But let’s think of many of those reasons mentioned above as to why we don’t include others. And let’s think of this on a very personal relational level between the sexes. Say a person, wants to date someone but that other person doesn’t find them attractive for various reasons. Let’s just go with looks as the surface reason. Question: The person who rejects someone on that basis–is their negativity toward said person sin? I mean, it certainly doesn’t fall within the eschatological vision of where we love everyone. Most of us would say it isn’t sin even though it is VERY exclusionary. They simply are not attracted to the other person on a physical level and it is that lack of attraction (negativity) that is my main concern here. There could be other reasons. Economic. One person is poor while the other is not. That makes cause for lack of attraction. Negativity again. Is it not sin to exclude for those reasons? Is not that lack of attraction sin? Again, on a personal level, not many of us would say it is sin. We just accept that this is the way the world works. That this is the way of the world. And that we simply want to get on with our lives and live our lives from day to day.
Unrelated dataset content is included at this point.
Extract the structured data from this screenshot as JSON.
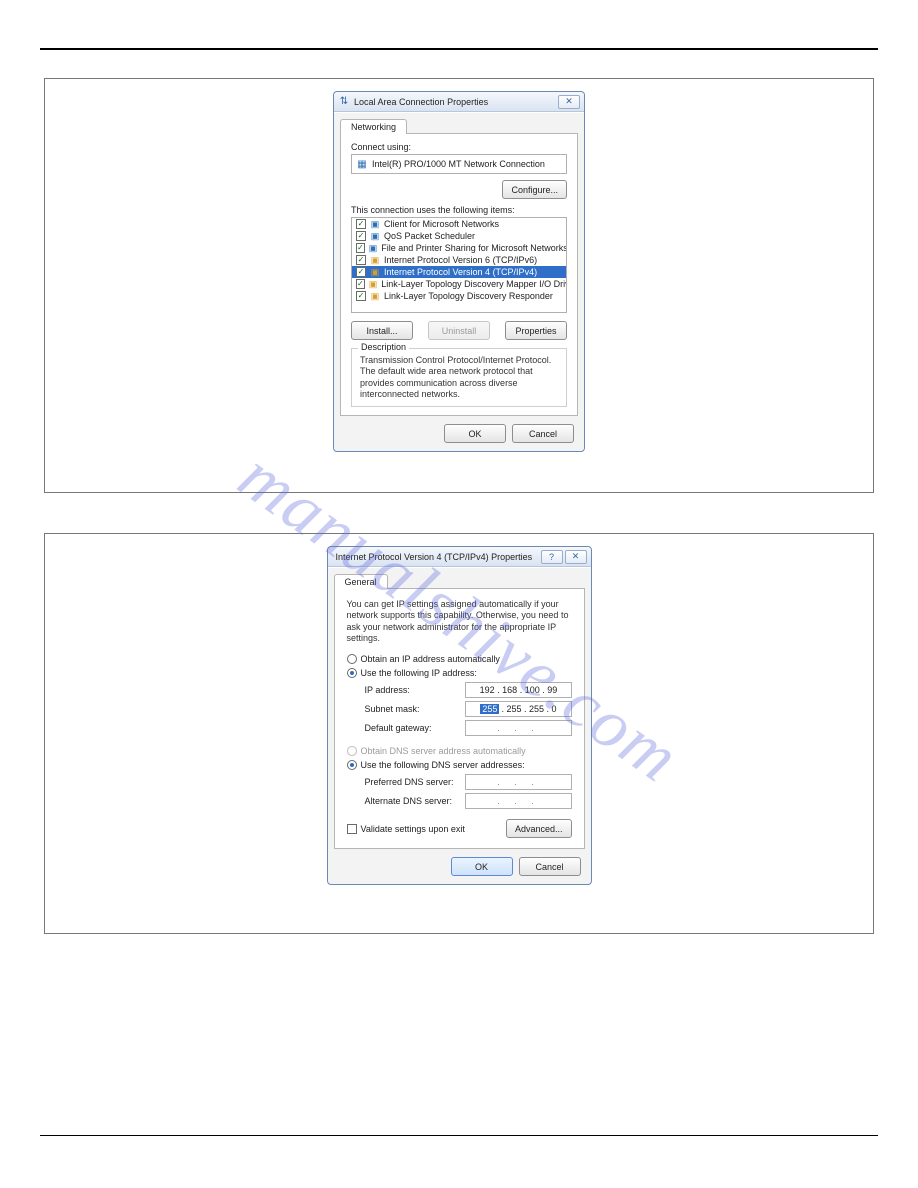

If we are all ONE at some future point then I would suspect that whatever negativity that one has for excluding someone on a personal relational level ie., why they can’t be lovers, or included in their inner circle would not be the case at that point. ALL of that should be erased. Yet we accept that “negativity” now for personal reasons but not for thinking generally about Christian love and ethics for and towards all humankind as is the case in Wentzel’s spiel (to be exclusionary is the epitome of evil!).
The whole inclusionary vision, based as it is on what I think is a over-realized eschatology doesn’t work in the real world–the here and now. It doesn’t work between groups and it certainly doesn’t work on the personal level.
Maybe it is the case that the so-called “negativity” is not negative. Maybe that is the way we are wired and so we might want to tweak what we mean by inclusion and Christian love a little. That is, when we think of inclusion, maybe it should be viewed as all peoples, ethnicities, races, groups, etc, are simply included in the beatific vision. Either way, right now, it IS the case that we discriminate and don’t included on MANY levels.
One of the problems I’ve had with “dying with dignity” is this question of autonomy. But first let me say that I really don’t like the terminology. When someone asks someone else to assist in their death they ask no small thing. It is to actually KILL ANOTHER. HUMAN. BEING. for, in most cases to end their suffering. Now, if we are willing to assist someone to kill themselves, then it seems that this claim (to kill them for the reason of ending their suffering) has such a powerful sway or ENOUGH sway over us such that the question should be asked about restricting such a killing to those who are competent fully autonomous determinative agents. Surely there are people who suffer greatly but are not competent enough to request someone to kill them. But there are some who don’t suffer greatly, and ARE competent ENOUGH to request help but whose pain is not that great. In other words, there is the problem of the measurement of pain as well as the problem of the expansion of candidates such that folks who were once thought not “worthy” of such assistance are now suitable for it (which is actually what is presently before the courts and what the debate is coming down to).
This really should concern us as a society. As autonomous individuals we seek not only to define our own destinies through the killing of ourselves, when and how (an unbiblical eschatology but an eschatology nonetheless) by the way) but we seek to to be little messiahs in defining the destinies of others.